Dataset rows for apps and sites
####
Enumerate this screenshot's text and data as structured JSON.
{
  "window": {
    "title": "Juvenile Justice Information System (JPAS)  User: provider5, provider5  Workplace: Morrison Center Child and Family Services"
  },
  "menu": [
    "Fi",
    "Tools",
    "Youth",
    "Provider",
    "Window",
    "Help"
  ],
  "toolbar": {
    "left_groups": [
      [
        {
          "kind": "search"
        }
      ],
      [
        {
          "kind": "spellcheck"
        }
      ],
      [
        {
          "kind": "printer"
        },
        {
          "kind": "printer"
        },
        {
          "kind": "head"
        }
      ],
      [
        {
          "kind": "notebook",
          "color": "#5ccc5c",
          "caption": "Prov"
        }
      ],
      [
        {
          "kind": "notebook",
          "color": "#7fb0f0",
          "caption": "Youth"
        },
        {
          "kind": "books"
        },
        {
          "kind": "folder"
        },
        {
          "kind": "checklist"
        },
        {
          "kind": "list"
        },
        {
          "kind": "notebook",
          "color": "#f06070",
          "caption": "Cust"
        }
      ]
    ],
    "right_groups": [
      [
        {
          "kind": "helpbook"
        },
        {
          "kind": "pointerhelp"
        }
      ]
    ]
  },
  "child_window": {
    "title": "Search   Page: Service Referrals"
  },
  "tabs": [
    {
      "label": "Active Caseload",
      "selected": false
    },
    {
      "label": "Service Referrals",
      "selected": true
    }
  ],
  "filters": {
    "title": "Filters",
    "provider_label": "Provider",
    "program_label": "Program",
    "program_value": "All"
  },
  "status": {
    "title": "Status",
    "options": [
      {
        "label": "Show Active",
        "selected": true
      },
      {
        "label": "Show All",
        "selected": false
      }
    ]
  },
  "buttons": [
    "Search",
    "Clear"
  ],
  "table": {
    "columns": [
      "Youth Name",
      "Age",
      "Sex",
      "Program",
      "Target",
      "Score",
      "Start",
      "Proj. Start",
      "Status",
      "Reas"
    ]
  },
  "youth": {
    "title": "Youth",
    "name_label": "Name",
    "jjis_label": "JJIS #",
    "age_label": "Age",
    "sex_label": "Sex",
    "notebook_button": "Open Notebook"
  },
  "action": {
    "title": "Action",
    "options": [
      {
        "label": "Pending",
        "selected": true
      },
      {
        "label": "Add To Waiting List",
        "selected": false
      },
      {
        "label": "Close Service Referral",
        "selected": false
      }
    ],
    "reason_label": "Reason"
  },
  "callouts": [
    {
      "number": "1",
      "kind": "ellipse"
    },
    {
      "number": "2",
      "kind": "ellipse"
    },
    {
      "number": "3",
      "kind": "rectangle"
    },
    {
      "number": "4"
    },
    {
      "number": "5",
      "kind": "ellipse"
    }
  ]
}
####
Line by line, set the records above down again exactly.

> **The completed task**
Enumerate this screenshot's text and data as structured JSON.
{
  "window": {
    "title": "Juvenile Justice Information System (JPAS)  User: provider5, provider5  Workplace: Morrison Center Child and Family Services"
  },
  "menu": [
    "Fi",
    "Tools",
    "Youth",
    "Provider",
    "Window",
    "Help"
  ],
  "toolbar": {
    "left_groups": [
      [
        {
          "kind": "search"
        }
      ],
      [
        {
          "kind": "spellcheck"
        }
      ],
      [
        {
          "kind": "printer"
        },
        {
          "kind": "printer"
        },
        {
          "kind": "head"
        }
      ],
      [
        {
          "kind": "notebook",
          "color": "#5ccc5c",
          "caption": "Prov"
        }
      ],
      [
        {
          "kind": "notebook",
          "color": "#7fb0f0",
          "caption": "Youth"
        },
        {
          "kind": "books"
        },
        {
          "kind": "folder"
        },
        {
          "kind": "checklist"
        },
        {
          "kind": "list"
        },
        {
          "kind": "notebook",
          "color": "#f06070",
          "caption": "Cust"
        }
      ]
    ],
    "right_groups": [
      [
        {
          "kind": "helpbook"
        },
        {
          "kind": "pointerhelp"
        }
      ]
    ]
  },
  "child_window": {
    "title": "Search   Page: Service Referrals"
  },
  "tabs": [
    {
      "label": "Active Caseload",
      "selected": false
    },
    {
      "label": "Service Referrals",
      "selected": true
    }
  ],
  "filters": {
    "title": "Filters",
    "provider_label": "Provider",
    "program_label": "Program",
    "program_value": "All"
  },
  "status": {
    "title": "Status",
    "options": [
      {
        "label": "Show Active",
        "selected": true
      },
      {
        "label": "Show All",
        "selected": false
      }
    ]
  },
  "buttons": [
    "Search",
    "Clear"
  ],
  "table": {
    "columns": [
      "Youth Name",
      "Age",
      "Sex",
      "Program",
      "Target",
      "Score",
      "Start",
      "Proj. Start",
      "Status",
      "Reas"
    ]
  },
  "youth": {
    "title": "Youth",
    "name_label": "Name",
    "jjis_label": "JJIS #",
    "age_label": "Age",
    "sex_label": "Sex",
    "notebook_button": "Open Notebook"
  },
  "action": {
    "title": "Action",
    "options": [
      {
        "label": "Pending",
        "selected": true
      },
      {
        "label": "Add To Waiting List",
        "selected": false
      },
      {
        "label": "Close Service Referral",
        "selected": false
      }
    ],
    "reason_label": "Reason"
  },
  "callouts": [
    {
      "number": "1",
      "kind": "ellipse"
    },
    {
      "number": "2",
      "kind": "ellipse"
    },
    {
      "number": "3",
      "kind": "rectangle"
    },
    {
      "number": "4"
    },
    {
      "number": "5",
      "kind": "ellipse"
    }
  ]
}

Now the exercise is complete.